Dataset records:

----

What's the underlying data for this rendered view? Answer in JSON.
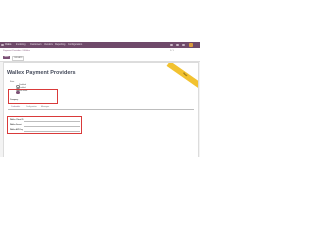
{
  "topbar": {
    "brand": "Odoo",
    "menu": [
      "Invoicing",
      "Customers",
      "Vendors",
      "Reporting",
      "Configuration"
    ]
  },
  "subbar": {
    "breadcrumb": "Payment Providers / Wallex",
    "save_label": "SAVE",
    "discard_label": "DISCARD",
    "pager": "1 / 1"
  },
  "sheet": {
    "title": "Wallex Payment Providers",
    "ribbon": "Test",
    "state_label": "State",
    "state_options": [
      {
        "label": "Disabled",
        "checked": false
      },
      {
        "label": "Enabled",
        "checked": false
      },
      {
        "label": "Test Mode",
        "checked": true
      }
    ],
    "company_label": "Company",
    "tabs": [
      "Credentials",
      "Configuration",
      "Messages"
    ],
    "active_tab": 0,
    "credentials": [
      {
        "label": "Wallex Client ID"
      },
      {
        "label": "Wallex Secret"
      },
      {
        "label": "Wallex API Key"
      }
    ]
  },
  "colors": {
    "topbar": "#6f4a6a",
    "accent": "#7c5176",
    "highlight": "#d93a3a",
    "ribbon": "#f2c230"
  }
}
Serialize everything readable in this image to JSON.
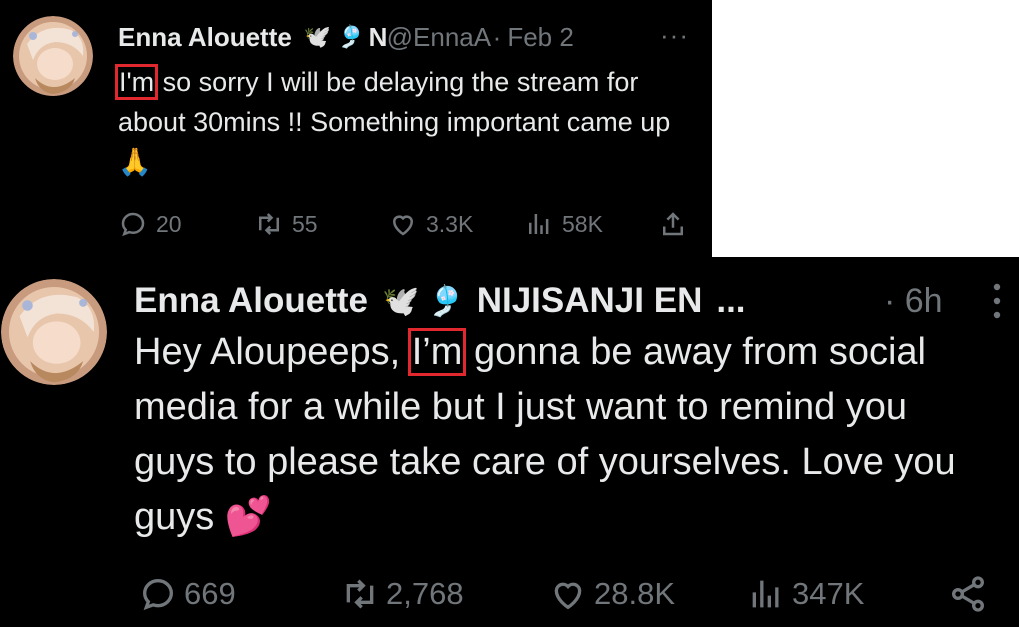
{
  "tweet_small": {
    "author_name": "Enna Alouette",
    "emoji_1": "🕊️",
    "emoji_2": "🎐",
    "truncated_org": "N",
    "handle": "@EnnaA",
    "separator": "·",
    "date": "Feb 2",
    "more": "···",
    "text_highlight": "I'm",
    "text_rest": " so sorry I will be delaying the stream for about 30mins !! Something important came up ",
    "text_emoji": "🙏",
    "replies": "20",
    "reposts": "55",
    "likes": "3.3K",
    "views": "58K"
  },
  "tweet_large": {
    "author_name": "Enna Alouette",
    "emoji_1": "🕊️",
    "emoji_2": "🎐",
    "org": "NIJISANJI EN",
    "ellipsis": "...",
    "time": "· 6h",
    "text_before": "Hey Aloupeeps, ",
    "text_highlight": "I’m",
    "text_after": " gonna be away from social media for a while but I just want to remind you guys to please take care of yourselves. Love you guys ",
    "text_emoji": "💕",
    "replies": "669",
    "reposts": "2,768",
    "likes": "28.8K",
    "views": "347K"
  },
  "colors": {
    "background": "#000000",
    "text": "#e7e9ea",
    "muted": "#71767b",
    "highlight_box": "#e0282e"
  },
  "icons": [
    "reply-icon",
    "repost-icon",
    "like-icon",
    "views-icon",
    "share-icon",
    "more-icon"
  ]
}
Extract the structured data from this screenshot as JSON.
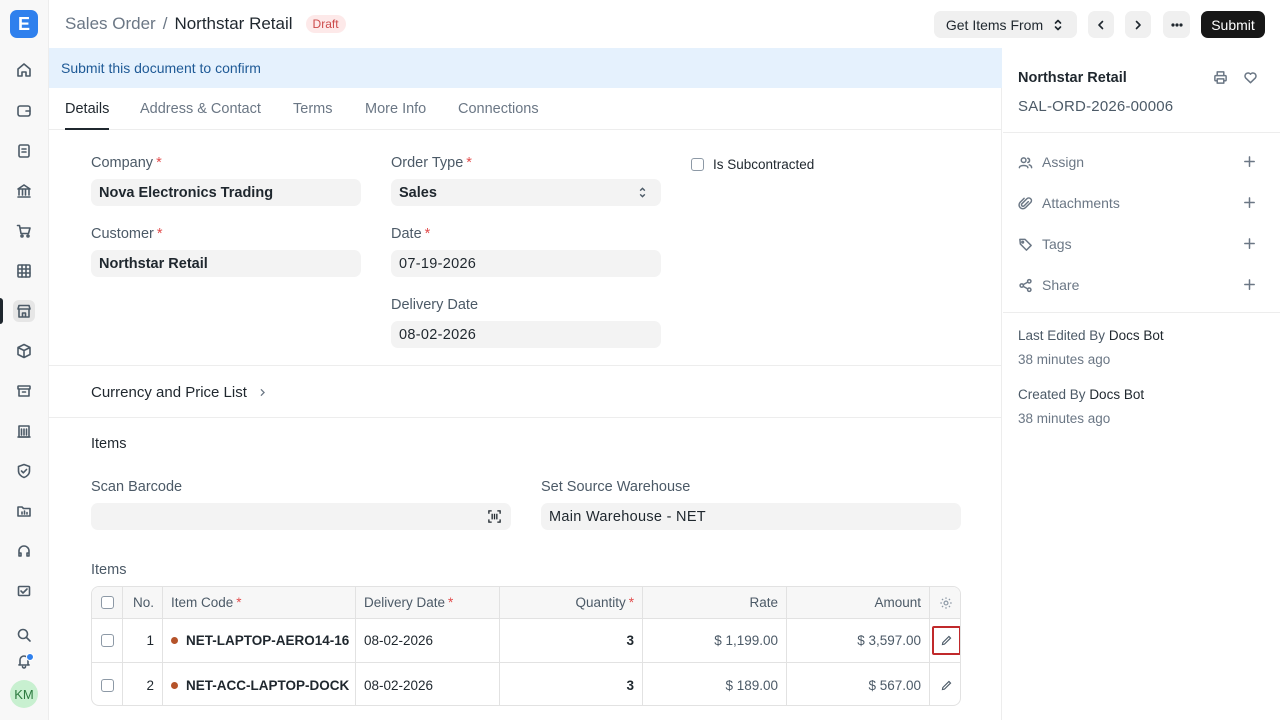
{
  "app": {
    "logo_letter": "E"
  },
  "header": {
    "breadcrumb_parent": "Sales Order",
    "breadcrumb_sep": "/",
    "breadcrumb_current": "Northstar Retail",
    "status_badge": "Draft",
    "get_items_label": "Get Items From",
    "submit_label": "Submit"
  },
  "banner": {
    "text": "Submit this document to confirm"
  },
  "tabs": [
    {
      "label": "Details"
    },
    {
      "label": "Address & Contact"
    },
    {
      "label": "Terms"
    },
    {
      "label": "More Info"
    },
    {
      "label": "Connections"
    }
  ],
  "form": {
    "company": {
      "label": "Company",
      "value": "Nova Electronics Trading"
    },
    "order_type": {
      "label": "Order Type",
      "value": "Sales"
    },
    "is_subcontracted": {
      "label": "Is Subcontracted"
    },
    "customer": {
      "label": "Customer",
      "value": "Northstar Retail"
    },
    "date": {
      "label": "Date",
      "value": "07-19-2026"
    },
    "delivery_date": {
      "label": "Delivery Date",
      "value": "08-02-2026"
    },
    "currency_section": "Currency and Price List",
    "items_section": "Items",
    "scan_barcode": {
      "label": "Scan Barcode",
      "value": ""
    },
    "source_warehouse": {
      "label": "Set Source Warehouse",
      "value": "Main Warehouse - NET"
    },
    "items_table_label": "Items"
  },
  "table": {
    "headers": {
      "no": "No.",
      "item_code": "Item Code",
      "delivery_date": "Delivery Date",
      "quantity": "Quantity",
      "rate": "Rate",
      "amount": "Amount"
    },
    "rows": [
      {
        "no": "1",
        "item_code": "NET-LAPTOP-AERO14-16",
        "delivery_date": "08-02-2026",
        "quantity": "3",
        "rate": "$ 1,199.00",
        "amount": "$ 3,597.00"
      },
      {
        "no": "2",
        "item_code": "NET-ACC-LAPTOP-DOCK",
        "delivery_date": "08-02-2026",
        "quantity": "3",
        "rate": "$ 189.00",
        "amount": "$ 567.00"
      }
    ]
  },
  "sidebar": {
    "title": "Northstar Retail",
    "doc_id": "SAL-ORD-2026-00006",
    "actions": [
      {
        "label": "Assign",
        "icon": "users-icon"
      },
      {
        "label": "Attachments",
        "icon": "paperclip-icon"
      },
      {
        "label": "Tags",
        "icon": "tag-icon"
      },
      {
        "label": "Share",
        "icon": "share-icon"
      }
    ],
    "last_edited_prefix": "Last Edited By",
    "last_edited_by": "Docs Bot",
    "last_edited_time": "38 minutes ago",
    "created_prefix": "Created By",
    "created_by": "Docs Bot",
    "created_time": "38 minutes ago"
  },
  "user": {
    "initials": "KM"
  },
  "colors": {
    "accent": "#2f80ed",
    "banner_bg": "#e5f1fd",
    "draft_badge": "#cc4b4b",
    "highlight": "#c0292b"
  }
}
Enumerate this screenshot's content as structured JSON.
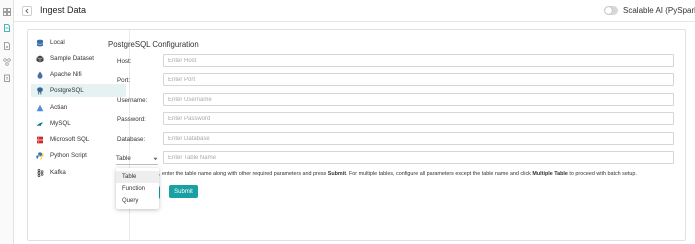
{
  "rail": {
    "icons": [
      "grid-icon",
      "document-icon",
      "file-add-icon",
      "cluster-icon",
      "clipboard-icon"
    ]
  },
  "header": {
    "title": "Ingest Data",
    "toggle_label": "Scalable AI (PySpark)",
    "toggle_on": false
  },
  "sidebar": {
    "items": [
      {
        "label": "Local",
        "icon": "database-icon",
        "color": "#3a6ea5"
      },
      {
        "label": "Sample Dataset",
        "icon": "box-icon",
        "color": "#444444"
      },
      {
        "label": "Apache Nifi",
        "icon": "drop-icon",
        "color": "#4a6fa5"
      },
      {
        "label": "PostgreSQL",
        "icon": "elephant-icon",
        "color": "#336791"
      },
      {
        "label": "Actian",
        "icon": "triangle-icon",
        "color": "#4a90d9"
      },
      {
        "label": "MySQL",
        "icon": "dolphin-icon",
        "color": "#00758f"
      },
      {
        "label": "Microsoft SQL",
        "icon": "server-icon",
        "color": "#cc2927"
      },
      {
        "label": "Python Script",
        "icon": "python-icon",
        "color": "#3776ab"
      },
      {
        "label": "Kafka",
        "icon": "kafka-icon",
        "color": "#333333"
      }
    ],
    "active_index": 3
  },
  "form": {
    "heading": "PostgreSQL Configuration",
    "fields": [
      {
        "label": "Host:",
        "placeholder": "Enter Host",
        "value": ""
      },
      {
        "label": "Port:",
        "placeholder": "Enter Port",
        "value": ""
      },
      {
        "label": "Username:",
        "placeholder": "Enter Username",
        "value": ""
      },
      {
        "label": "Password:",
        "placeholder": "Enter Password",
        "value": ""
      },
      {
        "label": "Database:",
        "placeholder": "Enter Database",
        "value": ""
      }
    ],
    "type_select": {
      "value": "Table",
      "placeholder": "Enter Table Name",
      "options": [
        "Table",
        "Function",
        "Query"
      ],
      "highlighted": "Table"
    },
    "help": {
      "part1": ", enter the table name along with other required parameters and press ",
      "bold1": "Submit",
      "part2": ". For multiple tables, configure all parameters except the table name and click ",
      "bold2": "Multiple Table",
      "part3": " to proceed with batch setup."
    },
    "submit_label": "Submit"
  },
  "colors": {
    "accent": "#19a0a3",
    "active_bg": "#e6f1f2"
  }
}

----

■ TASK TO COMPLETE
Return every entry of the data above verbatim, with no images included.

■ RESPONSE FOR THIS EXERCISE
What's the underlying data for this rendered view? Answer in JSON.
{
  "topbar": {
    "brand": "Odoo",
    "menu": [
      "Invoicing",
      "Customers",
      "Vendors",
      "Reporting",
      "Configuration"
    ]
  },
  "subbar": {
    "breadcrumb": "Payment Providers / Wallex",
    "save_label": "SAVE",
    "discard_label": "DISCARD",
    "pager": "1 / 1"
  },
  "sheet": {
    "title": "Wallex Payment Providers",
    "ribbon": "Test",
    "state_label": "State",
    "state_options": [
      {
        "label": "Disabled",
        "checked": false
      },
      {
        "label": "Enabled",
        "checked": false
      },
      {
        "label": "Test Mode",
        "checked": true
      }
    ],
    "company_label": "Company",
    "tabs": [
      "Credentials",
      "Configuration",
      "Messages"
    ],
    "active_tab": 0,
    "credentials": [
      {
        "label": "Wallex Client ID"
      },
      {
        "label": "Wallex Secret"
      },
      {
        "label": "Wallex API Key"
      }
    ]
  },
  "colors": {
    "topbar": "#6f4a6a",
    "accent": "#7c5176",
    "highlight": "#d93a3a",
    "ribbon": "#f2c230"
  }
}
Serialize everything readable in this image to JSON.
{
  "tweet_small": {
    "author_name": "Enna Alouette",
    "emoji_1": "🕊️",
    "emoji_2": "🎐",
    "truncated_org": "N",
    "handle": "@EnnaA",
    "separator": "·",
    "date": "Feb 2",
    "more": "···",
    "text_highlight": "I'm",
    "text_rest": " so sorry I will be delaying the stream for about 30mins !! Something important came up ",
    "text_emoji": "🙏",
    "replies": "20",
    "reposts": "55",
    "likes": "3.3K",
    "views": "58K"
  },
  "tweet_large": {
    "author_name": "Enna Alouette",
    "emoji_1": "🕊️",
    "emoji_2": "🎐",
    "org": "NIJISANJI EN",
    "ellipsis": "...",
    "time": "· 6h",
    "text_before": "Hey Aloupeeps, ",
    "text_highlight": "I’m",
    "text_after": " gonna be away from social media for a while but I just want to remind you guys to please take care of yourselves. Love you guys ",
    "text_emoji": "💕",
    "replies": "669",
    "reposts": "2,768",
    "likes": "28.8K",
    "views": "347K"
  },
  "colors": {
    "background": "#000000",
    "text": "#e7e9ea",
    "muted": "#71767b",
    "highlight_box": "#e0282e"
  },
  "icons": [
    "reply-icon",
    "repost-icon",
    "like-icon",
    "views-icon",
    "share-icon",
    "more-icon"
  ]
}
Extract the structured data from this screenshot as JSON.
{
  "app": {
    "logo_letter": "E"
  },
  "header": {
    "breadcrumb_parent": "Sales Order",
    "breadcrumb_sep": "/",
    "breadcrumb_current": "Northstar Retail",
    "status_badge": "Draft",
    "get_items_label": "Get Items From",
    "submit_label": "Submit"
  },
  "banner": {
    "text": "Submit this document to confirm"
  },
  "tabs": [
    {
      "label": "Details"
    },
    {
      "label": "Address & Contact"
    },
    {
      "label": "Terms"
    },
    {
      "label": "More Info"
    },
    {
      "label": "Connections"
    }
  ],
  "form": {
    "company": {
      "label": "Company",
      "value": "Nova Electronics Trading"
    },
    "order_type": {
      "label": "Order Type",
      "value": "Sales"
    },
    "is_subcontracted": {
      "label": "Is Subcontracted"
    },
    "customer": {
      "label": "Customer",
      "value": "Northstar Retail"
    },
    "date": {
      "label": "Date",
      "value": "07-19-2026"
    },
    "delivery_date": {
      "label": "Delivery Date",
      "value": "08-02-2026"
    },
    "currency_section": "Currency and Price List",
    "items_section": "Items",
    "scan_barcode": {
      "label": "Scan Barcode",
      "value": ""
    },
    "source_warehouse": {
      "label": "Set Source Warehouse",
      "value": "Main Warehouse - NET"
    },
    "items_table_label": "Items"
  },
  "table": {
    "headers": {
      "no": "No.",
      "item_code": "Item Code",
      "delivery_date": "Delivery Date",
      "quantity": "Quantity",
      "rate": "Rate",
      "amount": "Amount"
    },
    "rows": [
      {
        "no": "1",
        "item_code": "NET-LAPTOP-AERO14-16",
        "delivery_date": "08-02-2026",
        "quantity": "3",
        "rate": "$ 1,199.00",
        "amount": "$ 3,597.00"
      },
      {
        "no": "2",
        "item_code": "NET-ACC-LAPTOP-DOCK",
        "delivery_date": "08-02-2026",
        "quantity": "3",
        "rate": "$ 189.00",
        "amount": "$ 567.00"
      }
    ]
  },
  "sidebar": {
    "title": "Northstar Retail",
    "doc_id": "SAL-ORD-2026-00006",
    "actions": [
      {
        "label": "Assign",
        "icon": "users-icon"
      },
      {
        "label": "Attachments",
        "icon": "paperclip-icon"
      },
      {
        "label": "Tags",
        "icon": "tag-icon"
      },
      {
        "label": "Share",
        "icon": "share-icon"
      }
    ],
    "last_edited_prefix": "Last Edited By",
    "last_edited_by": "Docs Bot",
    "last_edited_time": "38 minutes ago",
    "created_prefix": "Created By",
    "created_by": "Docs Bot",
    "created_time": "38 minutes ago"
  },
  "user": {
    "initials": "KM"
  },
  "colors": {
    "accent": "#2f80ed",
    "banner_bg": "#e5f1fd",
    "draft_badge": "#cc4b4b",
    "highlight": "#c0292b"
  }
}
Enumerate this screenshot's content as structured JSON.
{
  "rail": {
    "icons": [
      "grid-icon",
      "document-icon",
      "file-add-icon",
      "cluster-icon",
      "clipboard-icon"
    ]
  },
  "header": {
    "title": "Ingest Data",
    "toggle_label": "Scalable AI (PySpark)",
    "toggle_on": false
  },
  "sidebar": {
    "items": [
      {
        "label": "Local",
        "icon": "database-icon",
        "color": "#3a6ea5"
      },
      {
        "label": "Sample Dataset",
        "icon": "box-icon",
        "color": "#444444"
      },
      {
        "label": "Apache Nifi",
        "icon": "drop-icon",
        "color": "#4a6fa5"
      },
      {
        "label": "PostgreSQL",
        "icon": "elephant-icon",
        "color": "#336791"
      },
      {
        "label": "Actian",
        "icon": "triangle-icon",
        "color": "#4a90d9"
      },
      {
        "label": "MySQL",
        "icon": "dolphin-icon",
        "color": "#00758f"
      },
      {
        "label": "Microsoft SQL",
        "icon": "server-icon",
        "color": "#cc2927"
      },
      {
        "label": "Python Script",
        "icon": "python-icon",
        "color": "#3776ab"
      },
      {
        "label": "Kafka",
        "icon": "kafka-icon",
        "color": "#333333"
      }
    ],
    "active_index": 3
  },
  "form": {
    "heading": "PostgreSQL Configuration",
    "fields": [
      {
        "label": "Host:",
        "placeholder": "Enter Host",
        "value": ""
      },
      {
        "label": "Port:",
        "placeholder": "Enter Port",
        "value": ""
      },
      {
        "label": "Username:",
        "placeholder": "Enter Username",
        "value": ""
      },
      {
        "label": "Password:",
        "placeholder": "Enter Password",
        "value": ""
      },
      {
        "label": "Database:",
        "placeholder": "Enter Database",
        "value": ""
      }
    ],
    "type_select": {
      "value": "Table",
      "placeholder": "Enter Table Name",
      "options": [
        "Table",
        "Function",
        "Query"
      ],
      "highlighted": "Table"
    },
    "help": {
      "part1": ", enter the table name along with other required parameters and press ",
      "bold1": "Submit",
      "part2": ". For multiple tables, configure all parameters except the table name and click ",
      "bold2": "Multiple Table",
      "part3": " to proceed with batch setup."
    },
    "submit_label": "Submit"
  },
  "colors": {
    "accent": "#19a0a3",
    "active_bg": "#e6f1f2"
  }
}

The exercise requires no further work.